There are crisp mornings when a dense sheet of fog fosters stillness in me. Then it lifts and reveals the day. That kind of fog is okay.
But not the mental kind. Not the emotional kind. Not the kind of fog that hides Hope and Goodness and Progress. Not the kind of fog that keeps me stuck in boredom, bad habits, negative seeing, and spats with the ones I love.
That kind of fog sucks.
And it doesn’t feel like I get to choose when it will go away. I can change my outlook while I stand in the middle of it, but I still have to wait for it to lift.
And I’m a very poor wait-er.
Rather, in my human nature, I’m a do-er.
A “make it happen-er.”
A “let’s get this shit figured out-er.”
A “if you can’t fix this, get out of my way-er.”
But punching and kicking fog is like punching and kicking air.
Fog doesn’t care.
It doesn’t bend to my will. Fog doesn’t apologize and say, “Oh excuse me. I’m sorry. Am I hemming you in?”
So I might as well make fog my friend.
If not my best pal, at least one I can sit still with.
Here’s how I’m learning this-
I recently read the book War Horse with my son. The horse, Joey, narrates his own life and ongoing search to reunite with his boy. They are separated when the boy’s dad sells him to Allied forces during WWI.
Joey tells about his service as battle steed, a cart horse for German casualties, and finally a cannon carrier.
His last captors are killed. Joey follows his flight instinct and runs in any direction that is away from war.
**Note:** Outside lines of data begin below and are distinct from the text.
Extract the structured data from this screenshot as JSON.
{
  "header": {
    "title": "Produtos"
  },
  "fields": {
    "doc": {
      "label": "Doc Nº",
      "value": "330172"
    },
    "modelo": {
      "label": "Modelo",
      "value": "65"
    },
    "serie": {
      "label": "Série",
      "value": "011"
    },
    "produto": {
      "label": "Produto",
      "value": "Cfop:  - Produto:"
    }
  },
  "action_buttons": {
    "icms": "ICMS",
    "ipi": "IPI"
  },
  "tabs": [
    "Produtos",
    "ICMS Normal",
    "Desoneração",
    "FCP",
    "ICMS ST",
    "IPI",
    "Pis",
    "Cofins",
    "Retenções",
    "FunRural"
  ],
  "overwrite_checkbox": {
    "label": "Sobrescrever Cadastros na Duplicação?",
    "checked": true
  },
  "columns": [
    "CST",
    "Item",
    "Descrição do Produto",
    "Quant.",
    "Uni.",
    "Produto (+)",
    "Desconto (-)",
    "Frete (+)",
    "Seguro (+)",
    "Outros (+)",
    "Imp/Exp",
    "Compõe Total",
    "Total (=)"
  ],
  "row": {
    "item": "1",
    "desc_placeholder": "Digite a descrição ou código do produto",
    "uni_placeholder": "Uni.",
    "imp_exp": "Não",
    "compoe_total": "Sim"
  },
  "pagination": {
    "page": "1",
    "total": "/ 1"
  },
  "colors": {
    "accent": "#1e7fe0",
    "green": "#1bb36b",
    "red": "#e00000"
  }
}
As Joey races through the dense morning fog, unable to see where he is going, his feet become wrapped and trapped. Something slashes and sears his flesh as he fights to get loose.
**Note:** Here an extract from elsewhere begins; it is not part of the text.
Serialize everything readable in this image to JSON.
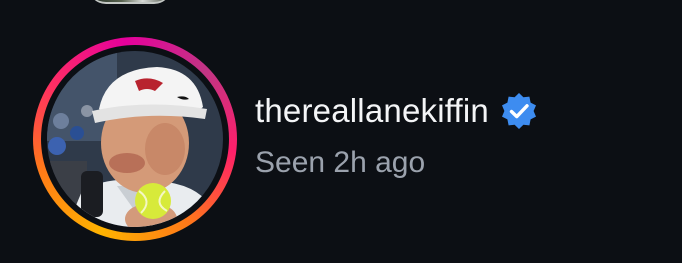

The harder Joey pulls and rages against the snare, the more deeply he wounds himself. He eventually breaks free, but not without severe backlash and eventually tetanus.
Joey doesn’t know he’s tangled up in barbwire.
I’ve seen a horse tangled in barbwire before. It’s awful.
Its horse nature screams, “Danger!” He feels compelled to get free and run away from entrapment.
But it’s the worst thing the horse can do.
Rather, the horse needs to stand still and trust his rider to cut away the wire.
I need to stand still in the fog and trust my Owner, too.
This week, as I figured and fixed and punched and kicked through fog, I saw myself in Joey.
I didn’t know what was snaring me. And the harder I fought, the more I bled.
So I prayed. And I sensed the calm, soothing voice of Jesus, urging me to be still so he could cut away what was ripping me to shreds.
I suddenly understood the more I raged and ripped against the ties that held me, the more torn and tangled I got.
I realized if I stood still and trusted him, he could cut away the wire- so we could hit the dusty trail together again. No significant backlash or spiritual tetanus necessary.
And it’s been a game changer for me.
I’m no longer punching and kicking air. Well maybe a little bit. But when I start, I’m immediately reminded to stand still, he’s working gently to free me.
And as I stand still, the fog is lifting too.
It’s amazing what a little “cease striving” and trust will do.
If a fog has you hemmed in or you feel wrapped and trapped and bleeding in barbwire, I invite you to stand still. See what freedom might come when you stop working so hard on your own.
Also published on Medium.